Nonetheless, Shaffer claims the city would come out on top, and residents currently served by leading utility lines would certainly benefit.
He said work will begin next week with a pilot involving 11 homes on East Eighth Street.
Shaffer explained that instead of digging up front yards to replace lead water lines, the city plans to dig holes at the main and shut-off valves and then use a cable system to try to pull out the lead supply line along with a spare plastic line attached directly behind it.
This approach, which is expected to initially cost about $12,000 per household, is admittedly more expensive initially than the more conventional excavation method, but Shaffer said it’s less disruptive and will result in less need for aftercare.
Eric Shaffer holds a piece of lead pipe showing corrosion on the outer layer.
Clint Austin/Duluth News Tribune
If the approach works and contractors can complete the process, Shaffer predicts prices will fall accordingly.
Assuming success, the first project will result in installing 50 to 60 additional replacement lines on East Eighth Street later this summer with the help of $1.6 million in federal COVID-19 grants.
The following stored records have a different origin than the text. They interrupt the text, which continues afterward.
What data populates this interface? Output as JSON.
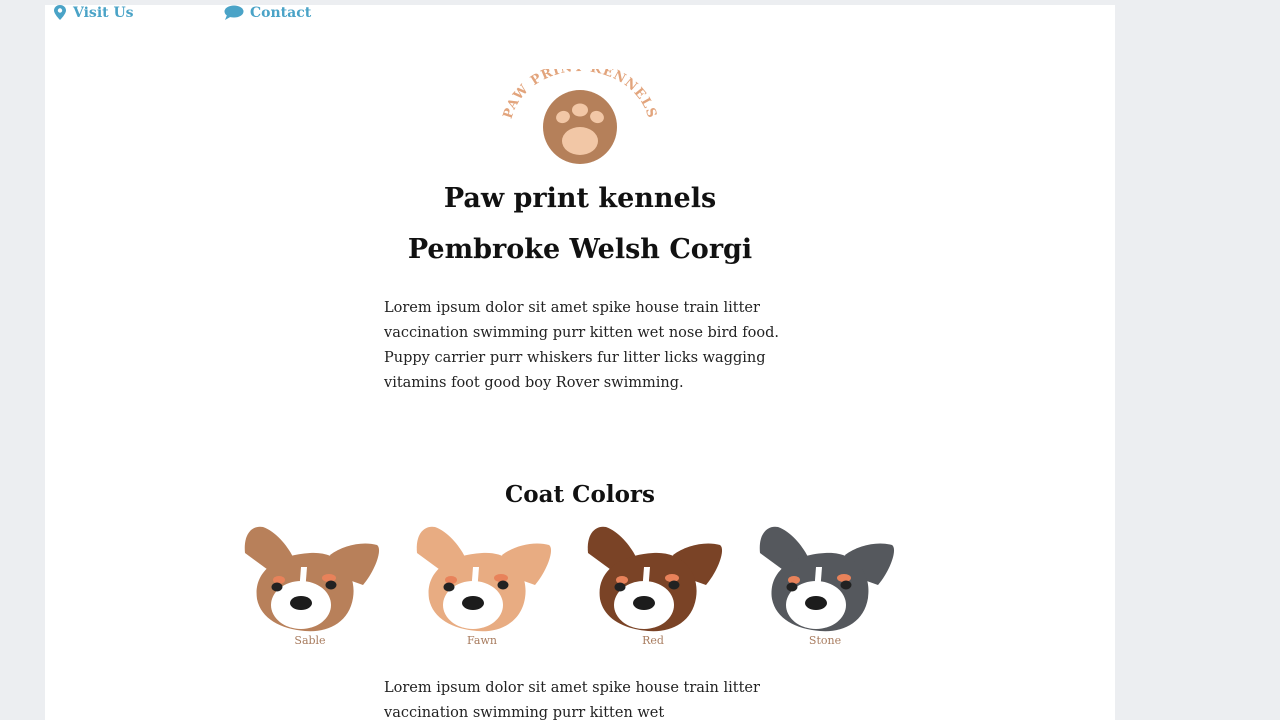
{
  "nav": {
    "visit_label": "Visit Us",
    "contact_label": "Contact"
  },
  "logo": {
    "arc_text": "PAW PRINT KENNELS"
  },
  "header": {
    "site_title": "Paw print kennels",
    "breed_title": "Pembroke Welsh Corgi"
  },
  "intro": {
    "paragraph": "Lorem ipsum dolor sit amet spike house train litter vaccination swimming purr kitten wet nose bird food. Puppy carrier purr whiskers fur litter licks wagging vitamins foot good boy Rover swimming."
  },
  "coat_colors": {
    "title": "Coat Colors",
    "items": [
      {
        "label": "Sable",
        "color": "#b8805a"
      },
      {
        "label": "Fawn",
        "color": "#e8ac82"
      },
      {
        "label": "Red",
        "color": "#7a4326"
      },
      {
        "label": "Stone",
        "color": "#55585d"
      }
    ]
  },
  "second": {
    "paragraph": "Lorem ipsum dolor sit amet spike house train litter vaccination swimming purr kitten wet"
  },
  "colors": {
    "accent": "#4aa3c7",
    "logo_brown": "#b5805a",
    "logo_light": "#f2c7a6",
    "label_color": "#a87c5f"
  }
}
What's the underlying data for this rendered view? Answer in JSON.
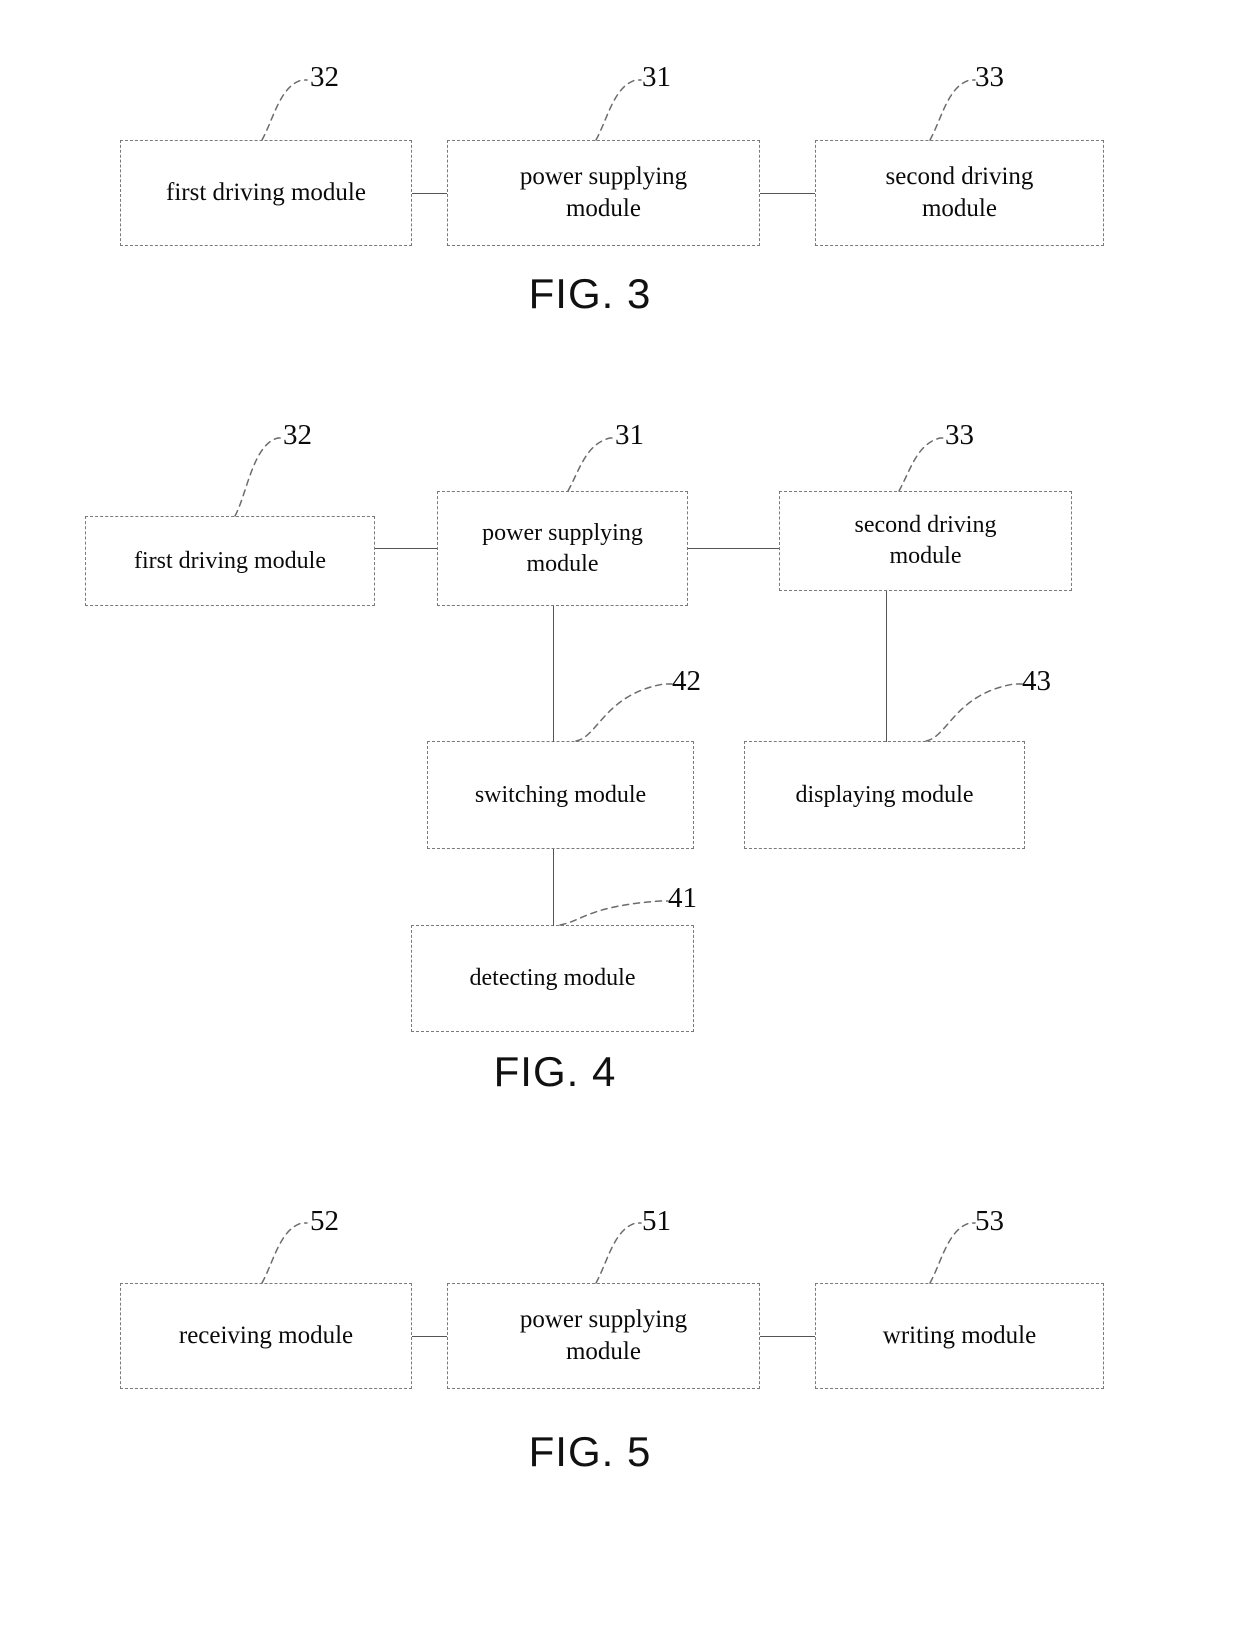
{
  "document": {
    "type": "patent-drawing-sheet",
    "figures": [
      {
        "id": "fig3",
        "caption": "FIG. 3",
        "blocks": [
          {
            "ref": "32",
            "label": "first driving module"
          },
          {
            "ref": "31",
            "label": "power supplying\nmodule"
          },
          {
            "ref": "33",
            "label": "second driving\nmodule"
          }
        ],
        "connections": [
          {
            "from": "32",
            "to": "31"
          },
          {
            "from": "31",
            "to": "33"
          }
        ]
      },
      {
        "id": "fig4",
        "caption": "FIG. 4",
        "blocks": [
          {
            "ref": "32",
            "label": "first driving module"
          },
          {
            "ref": "31",
            "label": "power supplying\nmodule"
          },
          {
            "ref": "33",
            "label": "second driving\nmodule"
          },
          {
            "ref": "42",
            "label": "switching module"
          },
          {
            "ref": "43",
            "label": "displaying module"
          },
          {
            "ref": "41",
            "label": "detecting module"
          }
        ],
        "connections": [
          {
            "from": "32",
            "to": "31"
          },
          {
            "from": "31",
            "to": "33"
          },
          {
            "from": "31",
            "to": "42"
          },
          {
            "from": "33",
            "to": "43"
          },
          {
            "from": "42",
            "to": "41"
          }
        ]
      },
      {
        "id": "fig5",
        "caption": "FIG. 5",
        "blocks": [
          {
            "ref": "52",
            "label": "receiving module"
          },
          {
            "ref": "51",
            "label": "power supplying\nmodule"
          },
          {
            "ref": "53",
            "label": "writing module"
          }
        ],
        "connections": [
          {
            "from": "52",
            "to": "51"
          },
          {
            "from": "51",
            "to": "53"
          }
        ]
      }
    ]
  },
  "fig3": {
    "caption": "FIG. 3",
    "box_first_driving": "first driving module",
    "box_power_supplying": "power supplying\nmodule",
    "box_second_driving": "second driving\nmodule",
    "ref_first_driving": "32",
    "ref_power_supplying": "31",
    "ref_second_driving": "33"
  },
  "fig4": {
    "caption": "FIG. 4",
    "box_first_driving": "first driving module",
    "box_power_supplying": "power supplying\nmodule",
    "box_second_driving": "second driving\nmodule",
    "box_switching": "switching module",
    "box_displaying": "displaying module",
    "box_detecting": "detecting module",
    "ref_first_driving": "32",
    "ref_power_supplying": "31",
    "ref_second_driving": "33",
    "ref_switching": "42",
    "ref_displaying": "43",
    "ref_detecting": "41"
  },
  "fig5": {
    "caption": "FIG. 5",
    "box_receiving": "receiving module",
    "box_power_supplying": "power supplying\nmodule",
    "box_writing": "writing module",
    "ref_receiving": "52",
    "ref_power_supplying": "51",
    "ref_writing": "53"
  },
  "colors": {
    "box_border": "#7a7a7a",
    "connector": "#555555",
    "text": "#0a0a0a",
    "background": "#ffffff"
  }
}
Pandemic Aid provided by American Rescue to Duluth Plan Act.
Shaffer said a complication is that the maximum length of a train is likely between 25 and 30 feet. Homes with longer water supply lines may require an additional hole in the yard.
The city is working to get a full picture of the number of leading service lines in Gary-New Duluth and lower Lincoln Park for the purpose of preparing specifications and a call for proposals for the year’s planned work later this summer Publish in 2023, Duluth may be successful in raising grant funds.
Additional neighborhoods would be tackled over the next five years until all of the city’s lead pipes are replaced.
In the meantime, Falconer said the city has purchased 1,000 water filter jugs, which it is giving away free to residents with lead service lines. She said more will be ordered as needed.
Children exposed to lead may develop behavioral and/or learning problems. Adults with elevated lead levels may develop high blood pressure and/or kidney problems.
For a guide to identifying a leading service lead, see duluthmn.gov/public-works-utilities/utilities/water/lead-water-education.
Property owners can specify the type of service hotline they have themselves on the same website or arrange a free inspection with the city. To contact the city’s technical department, call 218-730-5200.